Fale Aitu ‖ Spirit House by Tusiata Avia.
Wellington: VUP (2016).
Reviewed by Erik Kennedy.
‘I can write poetry, but don’t ask me to talk about it,’ says Tusiata Avia in the “Poetry Manifesto” that serves as an appendix to her third collection, Fale Aitu | Spirit House. This is a fitting apologia for a suggestive, sometimes numinous book of verse. Avia implies by this statement that she specialises in feelings and not ideas, things and not structures. ‘OK, so I can talk about poetry,’ she jokes, ‘but I can only use ordinary words like “good” and “fruit-bat”.’ (As opposed to lit-crit words like ‘negative capability’ and ‘amphibrach’, I imagine.)
But Avia is misleading us slightly. This is not an unplanned outpouring of raw truths, nor are the book’s effects only, or even primarily, emotional. Fale Aitu (in Samoan fale is ‘house’ and aitu is ‘spirit’) is a carefully structured production. The book is in three sections: “Fale” focusses on Avia’s home life, early experiences, and traditional Samoan religion; “Fale Mafui’e” which means, ‘house of the Samoan earthquake god’, concerns the aftermath of the Canterbury earthquakes; and “Aitu” sees her spirit wander abroad from Gaza to New York.
What unifies these thirty-nine poems – and this should come as no surprise to readers of Avia’s previous books, Wild Dogs Under My Skirt and Bloodclot – is an emphasis on the domestic gothic and invocations of Samoan mythology. Sometimes the two motifs are intertwined. In “Fa’anoanoa”, the Samoan term for lugubrious grief (characterised by ‘dull eyes, grey skin colour, monosyllabic answers given in a monotone, and a generally unkempt appearance’) is personified as a friend’s sister. This sister has supposedly ‘been beaten to death / by the man she loved’. But by the end of the poem, ‘I look up and there she is, Fa’anoanoa, / sitting at the kitchen table’ – an unkillable, shapeshifting misery that dogs the speaker. In the two poems “Birds” and “Fish” the speaker’s father names various feathered and finned creatures in Samoan, and a fofō (traditional healer) ‘says secret words only the fish can hear’. It is playful, but at the same time a loss of home or status is hinted at. The present, in Avia’s poems, so often lacks something that was supposedly abundant in the past: ‘we all know about things that fly out of the sky / and take everything you’ve got’.
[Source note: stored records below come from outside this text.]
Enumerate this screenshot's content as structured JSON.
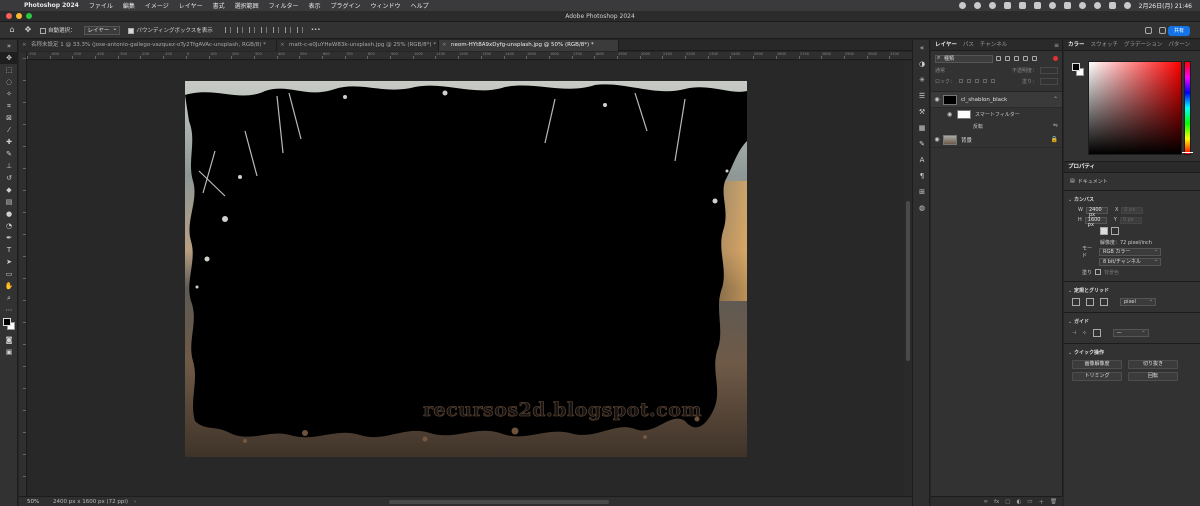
{
  "menubar": {
    "app": "Photoshop 2024",
    "items": [
      "ファイル",
      "編集",
      "イメージ",
      "レイヤー",
      "書式",
      "選択範囲",
      "フィルター",
      "表示",
      "プラグイン",
      "ウィンドウ",
      "ヘルプ"
    ],
    "clock": "2月26日(月) 21:46"
  },
  "window": {
    "title": "Adobe Photoshop 2024"
  },
  "options": {
    "auto_select_label": "自動選択：",
    "auto_select_value": "レイヤー",
    "bounding_box_label": "バウンディングボックスを表示",
    "more": "•••",
    "share_label": "共有"
  },
  "tabs": [
    {
      "label": "名称未設定 1 @ 33.3% (jose-antonio-gallego-vazquez-oTy2TfgAVAc-unsplash, RGB/8) *"
    },
    {
      "label": "matt-c-e0JuYHeW83k-unsplash.jpg @ 25% (RGB/8*) *"
    },
    {
      "label": "neom-HYt8A9xDyfg-unsplash.jpg @ 50% (RGB/8*) *"
    }
  ],
  "ruler_labels": [
    "-700",
    "-600",
    "-500",
    "-400",
    "-300",
    "-200",
    "-100",
    "0",
    "100",
    "200",
    "300",
    "400",
    "500",
    "600",
    "700",
    "800",
    "900",
    "1000",
    "1100",
    "1200",
    "1300",
    "1400",
    "1500",
    "1600",
    "1700",
    "1800",
    "1900",
    "2000",
    "2100",
    "2200",
    "2300",
    "2400",
    "2500",
    "2600",
    "2700",
    "2800",
    "2900",
    "3000",
    "3100"
  ],
  "canvas": {
    "watermark": "recursos2d.blogspot.com"
  },
  "status": {
    "zoom": "50%",
    "doc_info": "2400 px x 1600 px (72 ppi)",
    "chevron": "›"
  },
  "layers_panel": {
    "tabs": [
      "レイヤー",
      "パス",
      "チャンネル"
    ],
    "filter_label": "種類",
    "blend_mode": "通常",
    "opacity_label": "不透明度：",
    "lock_label": "ロック：",
    "fill_label": "塗り：",
    "layers": [
      {
        "name": "cl_shablon_black",
        "thumb_color": "#000000"
      },
      {
        "name": "背景",
        "thumb_color": "#7a6a55"
      }
    ],
    "smart_filter_label": "スマートフィルター",
    "invert_label": "反転",
    "footer_icons": [
      "∞",
      "fx",
      "▢",
      "◐",
      "▭",
      "＋",
      "🗑"
    ]
  },
  "color_panel": {
    "tabs": [
      "カラー",
      "スウォッチ",
      "グラデーション",
      "パターン"
    ],
    "fg_color": "#000000",
    "bg_color": "#ffffff"
  },
  "properties": {
    "tab": "プロパティ",
    "doc_label": "ドキュメント",
    "canvas_section": "カンバス",
    "width_label": "W",
    "width": "2400 px",
    "height_label": "H",
    "height": "1600 px",
    "x_label": "X",
    "x_placeholder": "0 px",
    "y_label": "Y",
    "y_placeholder": "0 px",
    "resolution": "解像度：72 pixel/inch",
    "mode_label": "モード",
    "mode": "RGB カラー",
    "bits": "8 bit/チャンネル",
    "fill_label": "塗り",
    "fill_value": "背景色",
    "rulers_section": "定規とグリッド",
    "units": "pixel",
    "guides_section": "ガイド",
    "quick_section": "クイック操作",
    "btn_image_size": "画像解像度",
    "btn_crop": "切り抜き",
    "btn_trim": "トリミング",
    "btn_rotate": "回転"
  },
  "colors": {
    "accent": "#1473e6",
    "close": "#ff5f57",
    "minimize": "#febc2e",
    "zoom": "#28c840"
  }
}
And sometimes the connection between trauma and tradition is more tenuous. The tour de force “Demonstration” is a six-page poem that ends with a full half page of the capitalised, repeated mantra ‘IT WAS NOT MY FAULT IT WAS RAPE’. The incident under discussion took place after a Samoan Students’ Association event, but this fact is not central to the poem’s arguments, nor are there any mythological resonances. Poems like this have been written about other places and people and, unfortunately, will be again. There is a grim, shocking universality to the experience, and one of Avia’s strengths is getting this across. I saw her perform this piece at the Darkroom in Christchurch a year or so ago, and it left the audience stunned and then ecstatic with surging empathy. Never forget that Avia is a performer who can force her poems into a fresh meaningfulness whenever they are spoken by her own voice.
But this voice is not always frantic or ludic. As I claimed at the beginning, Fale Aitu | Spirit House benefits from a tight structure, and this allows even the book’s pensive poems to hit hard. The title poem, “Fale aitu”, shows how the domestic and spirit worlds are coextensive, and wherever you are, the one thing that is always at home is the spectre of death:
There’s a house with glass doors all around, none of which will lock and you are inside and outside are aitu, half-grown, not puppyish, grazing the glass. And of course you check the doors, pointlessly trying to secure them. Who knows how long you have been here like this.
Now you hurry. A handful of money, an empty bag, no change of clothes or decent shoes. You make your way outside and run down the path to the gate, and there they are waiting for you – some with arms folded, leaning; some blowing smoke; some with hooded eyes, pacing.
Erik Kennedy is the poetry editor for Queen Mob’s Teahouse and is the treasurer of takahē. In this hemisphere he has published poems in Atlas Medical Literary Journal, Catalyst, Landfall, Snorkel, and Sport. He lives in Christchurch.
First published takahe 87